The company said he would start on detailed briefs for the design of the exhibition inside the Millennium Dome, which is supposed to be Britain's main celebration in 2000.
Mr Bayley, 45, was a key figure in making mass-marketed designs fashionable during the 1980s. He has worked with Terence Conran and helped set up a design centre at the Victoria and Albert Museum which included a centenary show called: "Coca-Cola: Designing a Megabrand."
He was a founding director of the Design Museum in London where he clashed with Margaret Thatcher who criticised him for having too few British products on show.

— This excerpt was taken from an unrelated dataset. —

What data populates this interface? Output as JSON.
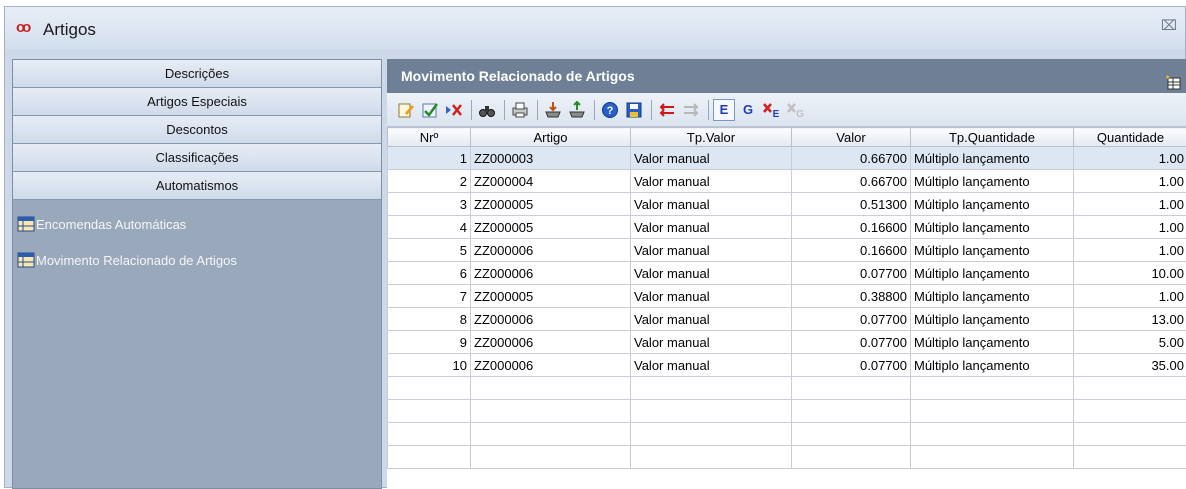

In his new consultancy role, he will look at "innovative three-dimensional elements of the exhibition within a range of styles and atmospheres". Millennium Central have refused to comment on what would go into the exhibition but said he would be looking at work from a number of designers.

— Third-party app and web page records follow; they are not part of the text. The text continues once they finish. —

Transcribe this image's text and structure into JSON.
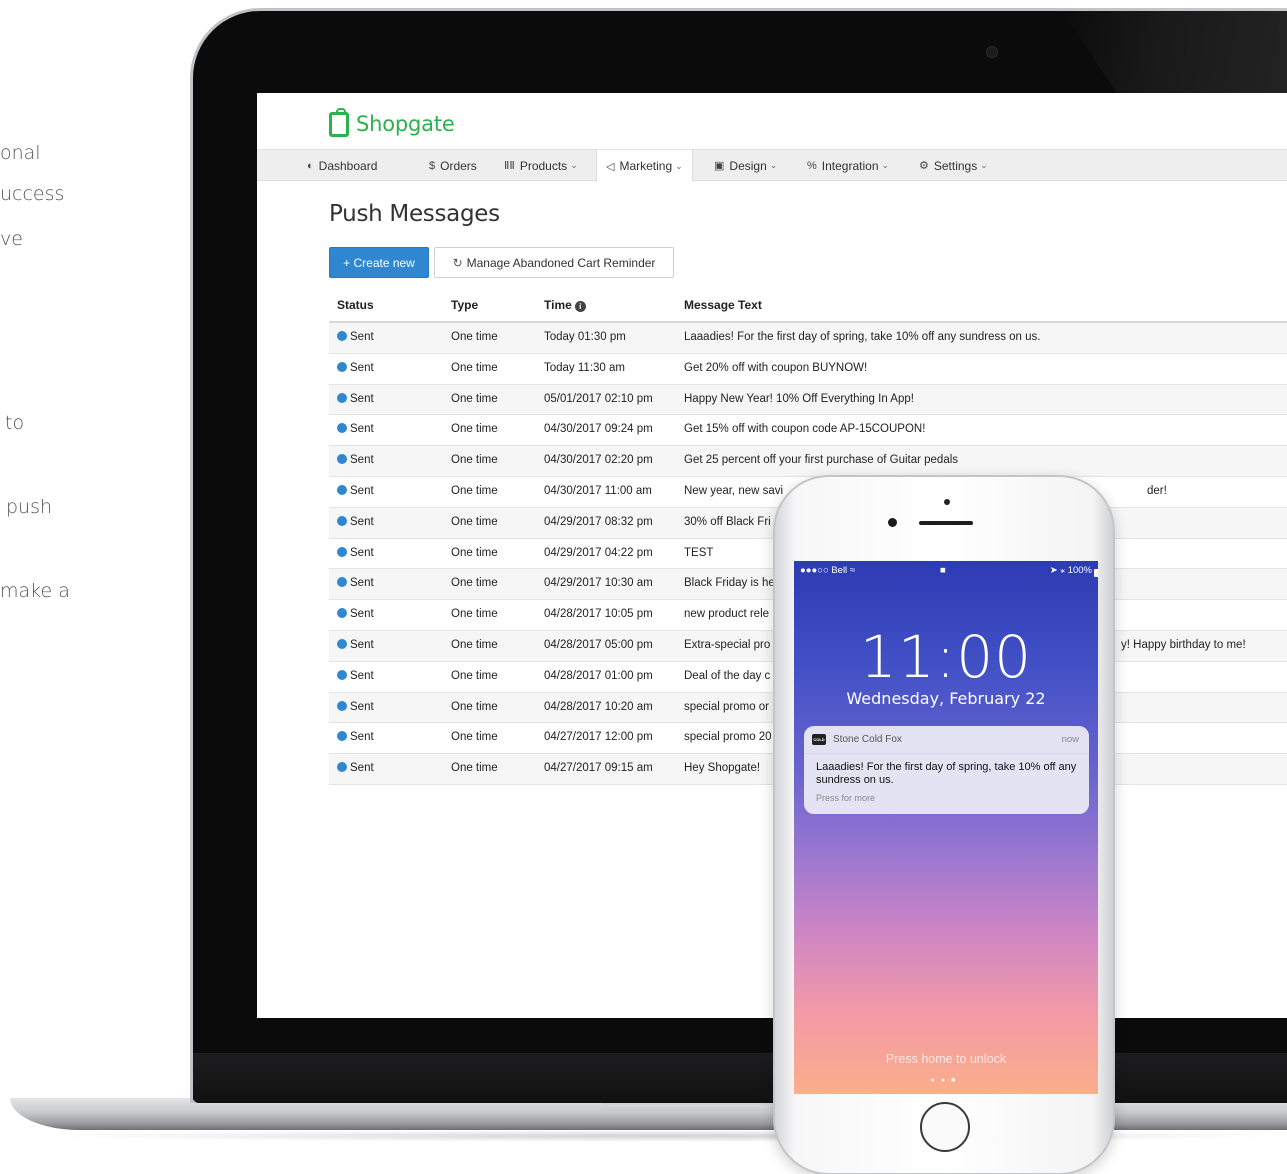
{
  "side_text": [
    "onal",
    "uccess",
    "ve",
    "to",
    "push",
    "make a"
  ],
  "app": {
    "brand": "Shopgate",
    "nav": [
      {
        "label": "Dashboard",
        "icon": "dashboard-icon",
        "glyph": "◐",
        "chevron": false
      },
      {
        "label": "Orders",
        "icon": "dollar-icon",
        "glyph": "$",
        "chevron": false
      },
      {
        "label": "Products",
        "icon": "barcode-icon",
        "glyph": "ⅡⅡ",
        "chevron": true
      },
      {
        "label": "Marketing",
        "icon": "megaphone-icon",
        "glyph": "◁",
        "chevron": true,
        "active": true
      },
      {
        "label": "Design",
        "icon": "image-icon",
        "glyph": "▣",
        "chevron": true
      },
      {
        "label": "Integration",
        "icon": "link-icon",
        "glyph": "%",
        "chevron": true
      },
      {
        "label": "Settings",
        "icon": "gears-icon",
        "glyph": "⚙",
        "chevron": true
      }
    ],
    "page_title": "Push Messages",
    "create_button": "+ Create new",
    "manage_button": "Manage Abandoned Cart Reminder",
    "columns": [
      "Status",
      "Type",
      "Time",
      "Message Text"
    ],
    "rows": [
      {
        "status": "Sent",
        "type": "One time",
        "time": "Today 01:30 pm",
        "message": "Laaadies! For the first day of spring, take 10% off any sundress on us."
      },
      {
        "status": "Sent",
        "type": "One time",
        "time": "Today 11:30 am",
        "message": "Get 20% off with coupon BUYNOW!"
      },
      {
        "status": "Sent",
        "type": "One time",
        "time": "05/01/2017 02:10 pm",
        "message": "Happy New Year! 10% Off Everything In App!"
      },
      {
        "status": "Sent",
        "type": "One time",
        "time": "04/30/2017 09:24 pm",
        "message": "Get 15% off with coupon code AP-15COUPON!"
      },
      {
        "status": "Sent",
        "type": "One time",
        "time": "04/30/2017 02:20 pm",
        "message": "Get 25 percent off your first purchase of Guitar pedals"
      },
      {
        "status": "Sent",
        "type": "One time",
        "time": "04/30/2017 11:00 am",
        "message": "New year, new savi",
        "message_tail": "der!"
      },
      {
        "status": "Sent",
        "type": "One time",
        "time": "04/29/2017 08:32 pm",
        "message": "30% off Black Fri"
      },
      {
        "status": "Sent",
        "type": "One time",
        "time": "04/29/2017 04:22 pm",
        "message": "TEST"
      },
      {
        "status": "Sent",
        "type": "One time",
        "time": "04/29/2017 10:30 am",
        "message": "Black Friday is he"
      },
      {
        "status": "Sent",
        "type": "One time",
        "time": "04/28/2017 10:05 pm",
        "message": "new product rele"
      },
      {
        "status": "Sent",
        "type": "One time",
        "time": "04/28/2017 05:00 pm",
        "message": "Extra-special pro",
        "message_tail": "y! Happy birthday to me!"
      },
      {
        "status": "Sent",
        "type": "One time",
        "time": "04/28/2017 01:00 pm",
        "message": "Deal of the day c"
      },
      {
        "status": "Sent",
        "type": "One time",
        "time": "04/28/2017 10:20 am",
        "message": "special promo or"
      },
      {
        "status": "Sent",
        "type": "One time",
        "time": "04/27/2017 12:00 pm",
        "message": "special promo 20"
      },
      {
        "status": "Sent",
        "type": "One time",
        "time": "04/27/2017 09:15 am",
        "message": "Hey Shopgate!"
      }
    ],
    "colors": {
      "brand_green": "#2bb24c",
      "primary_blue": "#2f87d1"
    }
  },
  "phone": {
    "carrier": "●●●○○ Bell",
    "battery": "100%",
    "time": "11:00",
    "date": "Wednesday, February 22",
    "notification": {
      "app": "Stone Cold Fox",
      "app_icon_text": "COLD",
      "time": "now",
      "body": "Laaadies! For the first day of spring, take 10% off any sundress on us.",
      "hint": "Press for more"
    },
    "unlock_text": "Press home to unlock"
  }
}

Mr Bayley said: "This is a unique opportunity to show design is not a precious and exclusive subject but an essential one. Ever since I first read about the Great Exhibition of 1851, I've been enthralled by the way successful exhibitions can change an entire nation's point of view. I believe it's possible to do that again."
He will also advise on the company's logo and the design of a national programme of events due to start in January 1998.
The Millennium Central chief executive, Jennie Page, said: "We are lucky to have Stephen working with us. There are very few people with the vision and understanding to be able to take forward the design of an exhibition of this scale."
The company advertised design contracts worth pounds 30m this week.Reuse content